Latest Lyrids Stories
Later this week, stargazers will be able to view the annual Lyrid meteor shower at its peak, as experts are predicting that the oldest-known meteor shower in the universe will offer viewers 10 to 20 meteors per hour on Wednesday and/or Thursday mornings.
A suspected meteorite explosion has been recorded by citizens of the northern Russian city of Murmansk over the weekend. The meteorite left a noticeable bright blue trail as it sped across the night sky at 2:10 am (local time) on Saturday, before ending in explosion, according to multiple witnesses.
The Quadrantids meteor shower will be helping to kick off the new year with a bang, displaying up to 80 meteors per hour on Friday.
A new year brings with it a new opportunity to watch shooting stars, and thankfully NASA has released a list of the easiest to observe and most active meteor showers astronomy enthusiasts can expect to see in 2014.

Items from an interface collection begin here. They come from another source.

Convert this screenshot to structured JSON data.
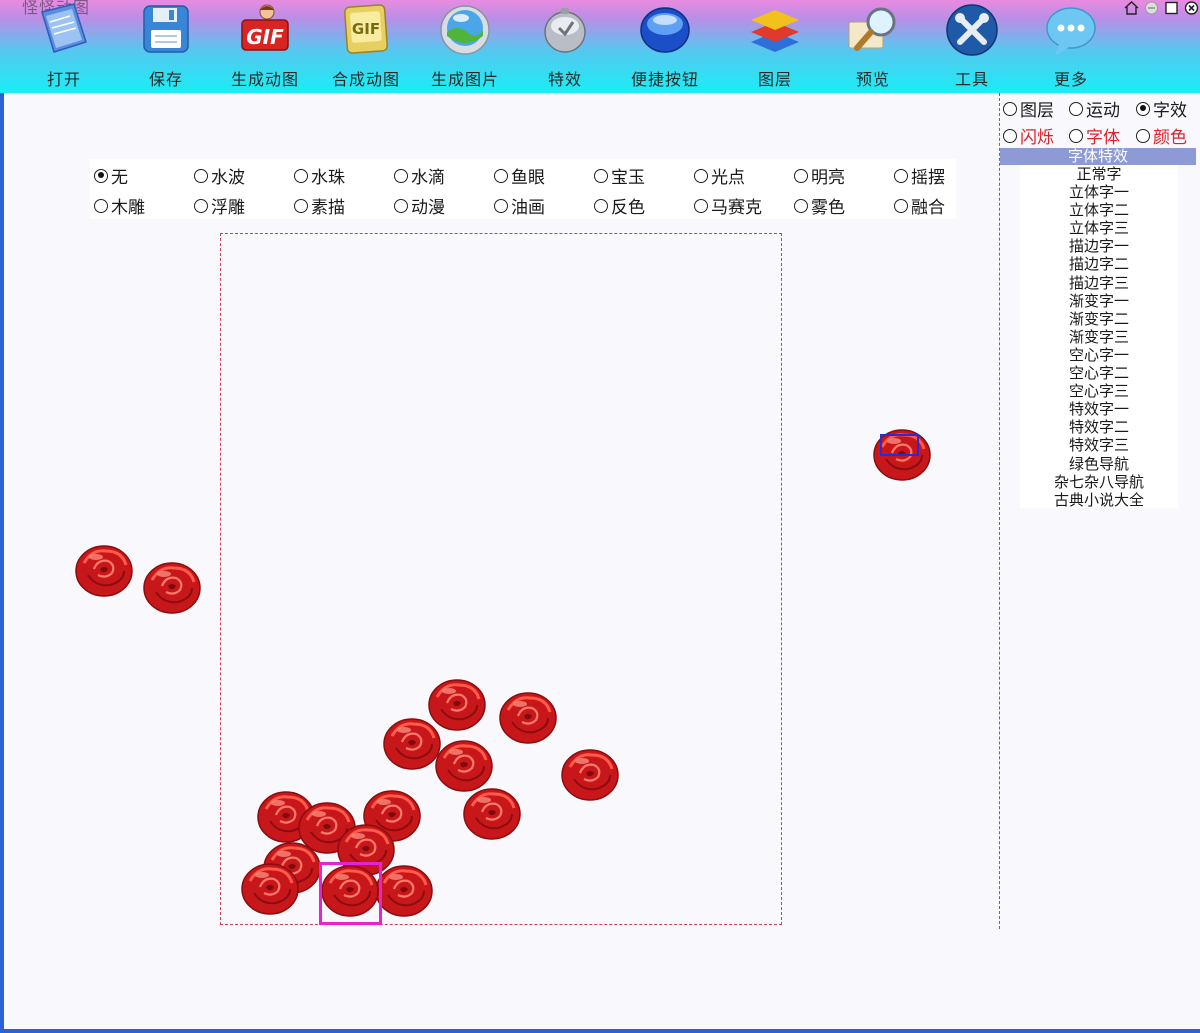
{
  "window": {
    "title": "怪怪动图"
  },
  "toolbar": {
    "items": [
      {
        "label": "打开",
        "icon": "open-folder-icon"
      },
      {
        "label": "保存",
        "icon": "floppy-disk-icon"
      },
      {
        "label": "生成动图",
        "icon": "gif-badge-icon"
      },
      {
        "label": "合成动图",
        "icon": "gif-compose-icon"
      },
      {
        "label": "生成图片",
        "icon": "landscape-orb-icon"
      },
      {
        "label": "特效",
        "icon": "silver-fx-icon"
      },
      {
        "label": "便捷按钮",
        "icon": "blue-oval-button-icon"
      },
      {
        "label": "图层",
        "icon": "layers-stack-icon"
      },
      {
        "label": "预览",
        "icon": "magnifier-icon"
      },
      {
        "label": "工具",
        "icon": "wrench-tools-icon"
      },
      {
        "label": "更多",
        "icon": "chat-bubble-icon"
      }
    ]
  },
  "filters": {
    "row1": [
      {
        "label": "无",
        "checked": true
      },
      {
        "label": "水波",
        "checked": false
      },
      {
        "label": "水珠",
        "checked": false
      },
      {
        "label": "水滴",
        "checked": false
      },
      {
        "label": "鱼眼",
        "checked": false
      },
      {
        "label": "宝玉",
        "checked": false
      },
      {
        "label": "光点",
        "checked": false
      },
      {
        "label": "明亮",
        "checked": false
      },
      {
        "label": "摇摆",
        "checked": false
      }
    ],
    "row2": [
      {
        "label": "木雕",
        "checked": false
      },
      {
        "label": "浮雕",
        "checked": false
      },
      {
        "label": "素描",
        "checked": false
      },
      {
        "label": "动漫",
        "checked": false
      },
      {
        "label": "油画",
        "checked": false
      },
      {
        "label": "反色",
        "checked": false
      },
      {
        "label": "马赛克",
        "checked": false
      },
      {
        "label": "雾色",
        "checked": false
      },
      {
        "label": "融合",
        "checked": false
      }
    ]
  },
  "right_panel": {
    "tabs_row1": [
      {
        "label": "图层",
        "checked": false
      },
      {
        "label": "运动",
        "checked": false
      },
      {
        "label": "字效",
        "checked": true
      }
    ],
    "tabs_row2": [
      {
        "label": "闪烁",
        "checked": false
      },
      {
        "label": "字体",
        "checked": false
      },
      {
        "label": "颜色",
        "checked": false
      }
    ],
    "list_header": "字体特效",
    "items": [
      "正常字",
      "立体字一",
      "立体字二",
      "立体字三",
      "描边字一",
      "描边字二",
      "描边字三",
      "渐变字一",
      "渐变字二",
      "渐变字三",
      "空心字一",
      "空心字二",
      "空心字三",
      "特效字一",
      "特效字二",
      "特效字三",
      "绿色导航",
      "杂七杂八导航",
      "古典小说大全"
    ]
  },
  "colors": {
    "toolbar_top": "#e88be0",
    "toolbar_bottom": "#19eef5",
    "canvas_border": "#d0404a",
    "selection_pink": "#e323d4",
    "selection_blue": "#2a2ad8",
    "rose": "#c8171a",
    "list_header_bg": "#8e9ad6",
    "highlight_red": "#e0202a"
  }
}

A dazzling display of light appeared over Argentina on Sunday, April 21 and was captured on video by a concert goer filming the band playing on stage. In the video a giant fireball can be seen in the background lighting up the night sky as it exploded high in the atmosphere.
Throughout the year Earth’s denizens are offered a number of good chances to witness meteor showers illuminating the night skies, with streaks of white lights racing across the upper atmosphere at lightning speed.

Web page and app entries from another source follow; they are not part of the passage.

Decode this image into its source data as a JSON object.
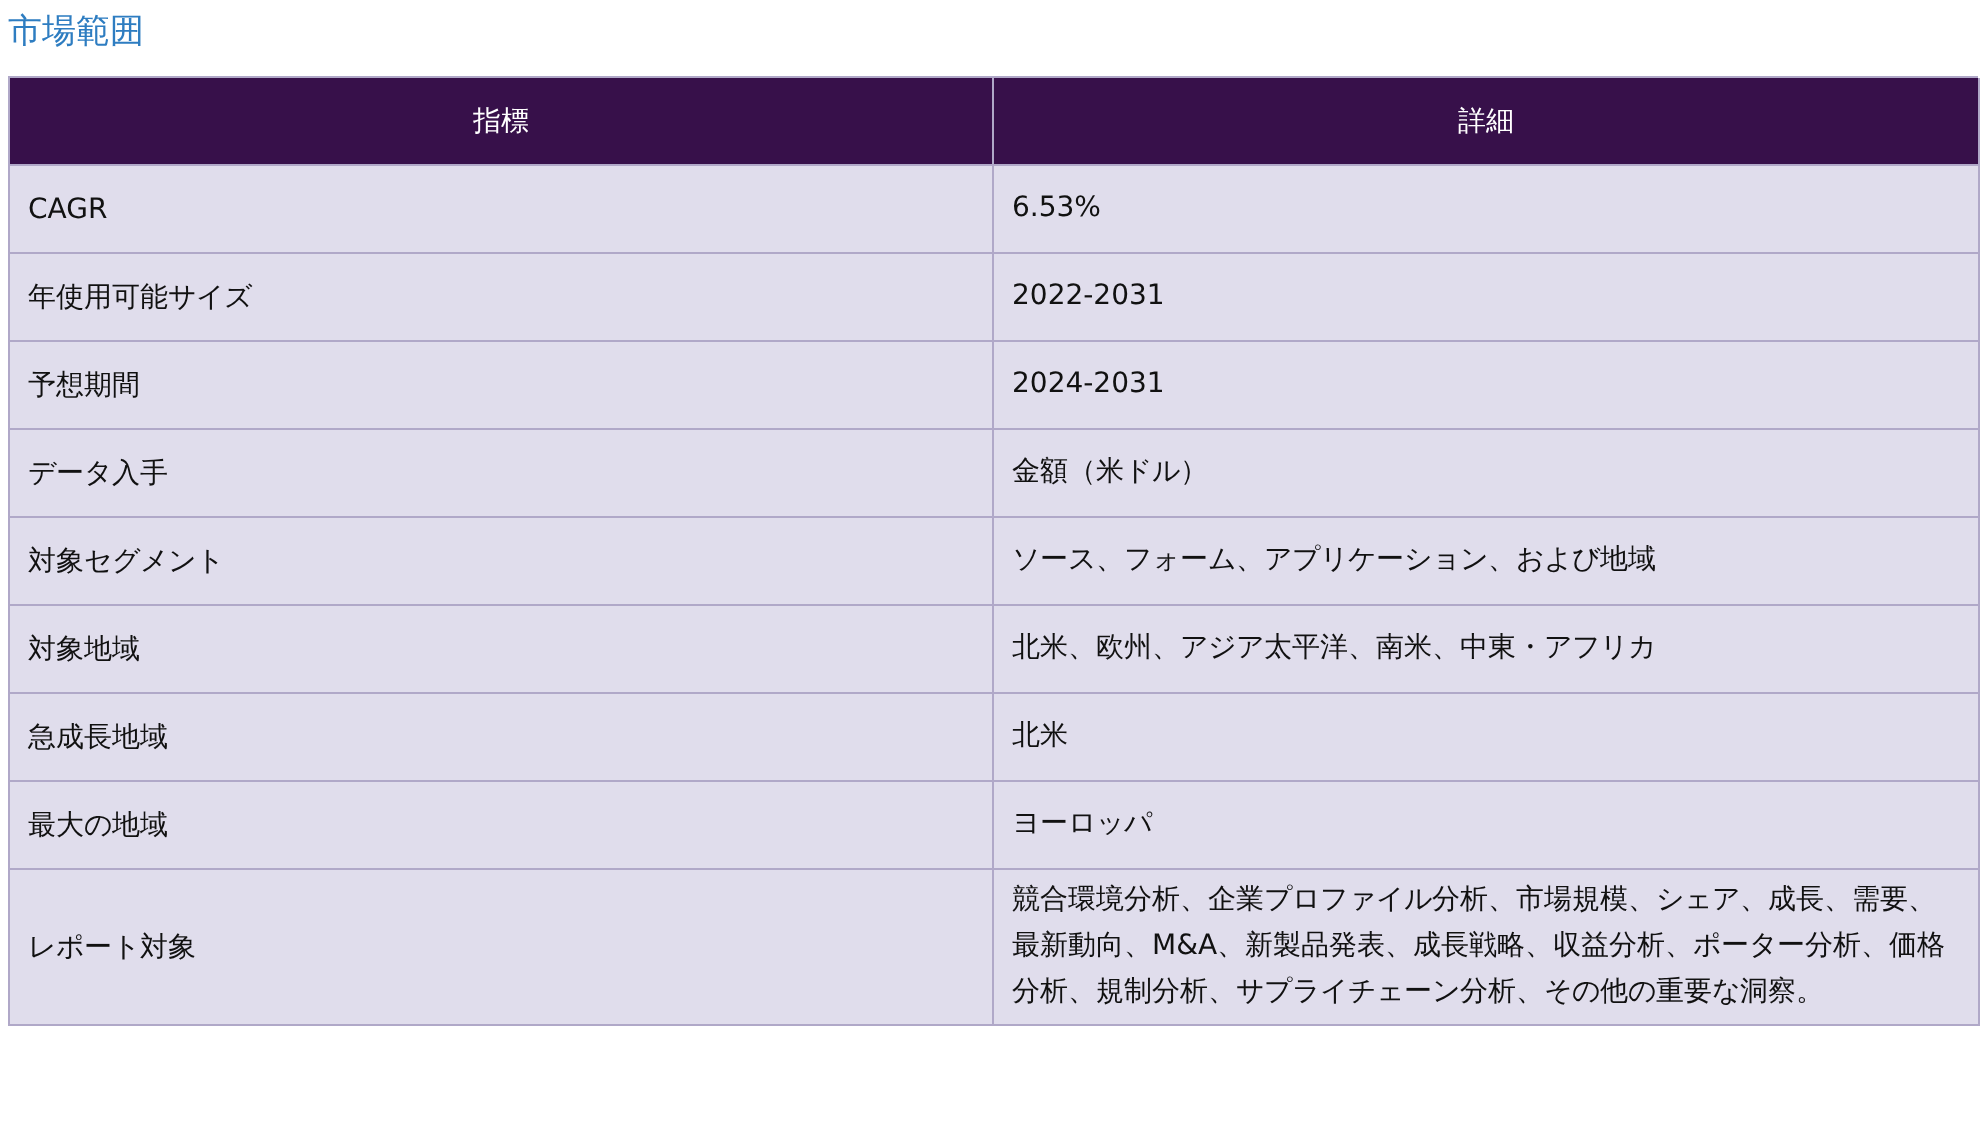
{
  "title": "市場範囲",
  "table": {
    "columns": [
      "指標",
      "詳細"
    ],
    "rows": [
      [
        "CAGR",
        "6.53%"
      ],
      [
        "年使用可能サイズ",
        "2022-2031"
      ],
      [
        "予想期間",
        "2024-2031"
      ],
      [
        "データ入手",
        "金額（米ドル）"
      ],
      [
        "対象セグメント",
        "ソース、フォーム、アプリケーション、および地域"
      ],
      [
        "対象地域",
        "北米、欧州、アジア太平洋、南米、中東・アフリカ"
      ],
      [
        "急成長地域",
        "北米"
      ],
      [
        "最大の地域",
        "ヨーロッパ"
      ],
      [
        "レポート対象",
        "競合環境分析、企業プロファイル分析、市場規模、シェア、成長、需要、最新動向、M&A、新製品発表、成長戦略、収益分析、ポーター分析、価格分析、規制分析、サプライチェーン分析、その他の重要な洞察。"
      ]
    ]
  }
}
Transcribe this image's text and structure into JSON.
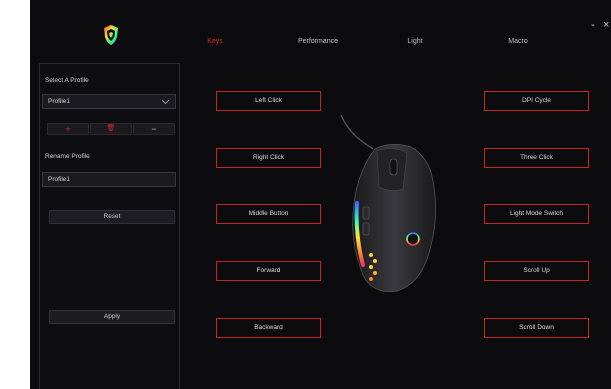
{
  "colors": {
    "accent": "#e1242e",
    "background": "#0c0c0e",
    "panel": "#1b1b1f"
  },
  "icons": {
    "logo": "shield-logo-icon",
    "add": "plus-icon",
    "delete": "trash-icon",
    "remove": "minus-icon",
    "minimize": "minimize-icon",
    "close": "close-icon"
  },
  "nav": {
    "tabs": [
      "Keys",
      "Performance",
      "Light",
      "Macro"
    ],
    "active_tab": "Keys"
  },
  "window": {
    "minimize": "-",
    "close": "×"
  },
  "sidebar": {
    "select_profile_label": "Select A Profile",
    "profile_value": "Profile1",
    "add_glyph": "+",
    "delete_glyph": "🗑",
    "remove_glyph": "−",
    "rename_label": "Rename Profile",
    "rename_value": "Profile1",
    "reset_label": "Reset",
    "apply_label": "Apply"
  },
  "buttons": {
    "left_click": "Left Click",
    "right_click": "Right Click",
    "middle_button": "Middle Button",
    "forward": "Forward",
    "backward": "Backward",
    "dpi_cycle": "DPI Cycle",
    "three_click": "Three Click",
    "light_mode_switch": "Light Mode Switch",
    "scroll_up": "Scroll Up",
    "scroll_down": "Scroll Down"
  }
}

Residents in parts of Nevada and California were treated to a rare daytime celestial event that awoke some on Sunday morning with a loud explosion.

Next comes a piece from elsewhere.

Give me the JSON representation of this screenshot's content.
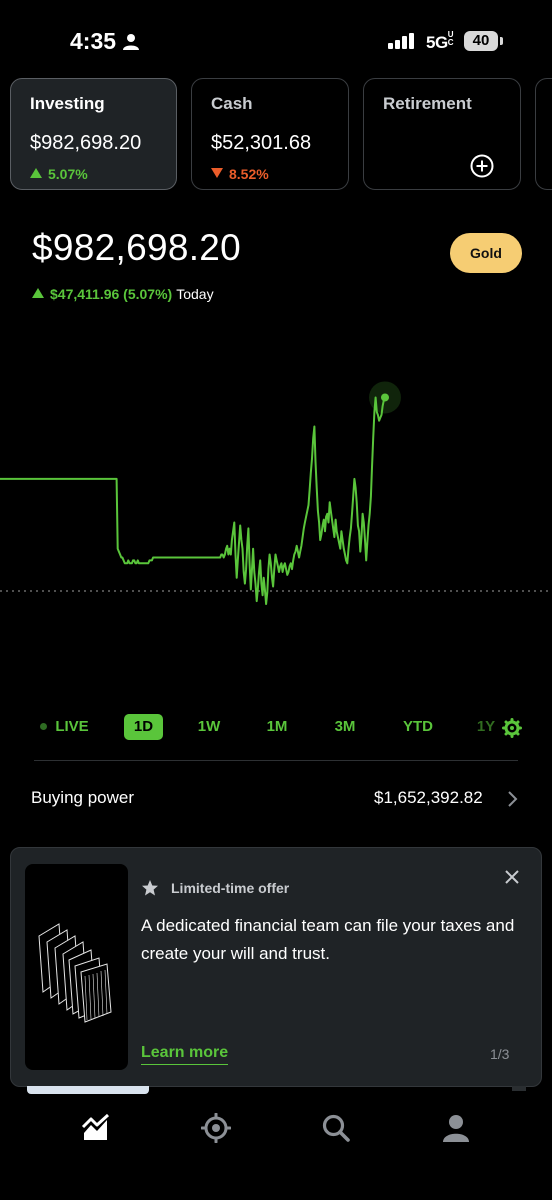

This weekend, NASA scientists, amateur astronomers, and an astronaut on board the International Space Station will attempt the first-ever 3D photography of meteors from Earth and space.
The Orionid meteor shower, formed from debris left behind by Halley's Comet, will be viewable during the early morning hours in both the northern and southern hemispheres over the next week.
There are several major meteor showers to enjoy every year at various times, with some more active than others.
Lyra Constellation -- Lyra (the lyre) is a prominent, although fairly small, northern constellation. It was one of Ptolemy's 48 constellations, and also counts among the modern 88 constellations. Its brightest star is Vega (Alpha Lyrae), which together with Altair (Alpha Aquilae) and Deneb (Alpha Cygni) forms the large asterism known as the Summer Triangle. Beta Lyr is a half separated (i.e. one of the stars reached its Rochevolume) eclipsing binary of a cream-white colour. The...
- An armed gangster.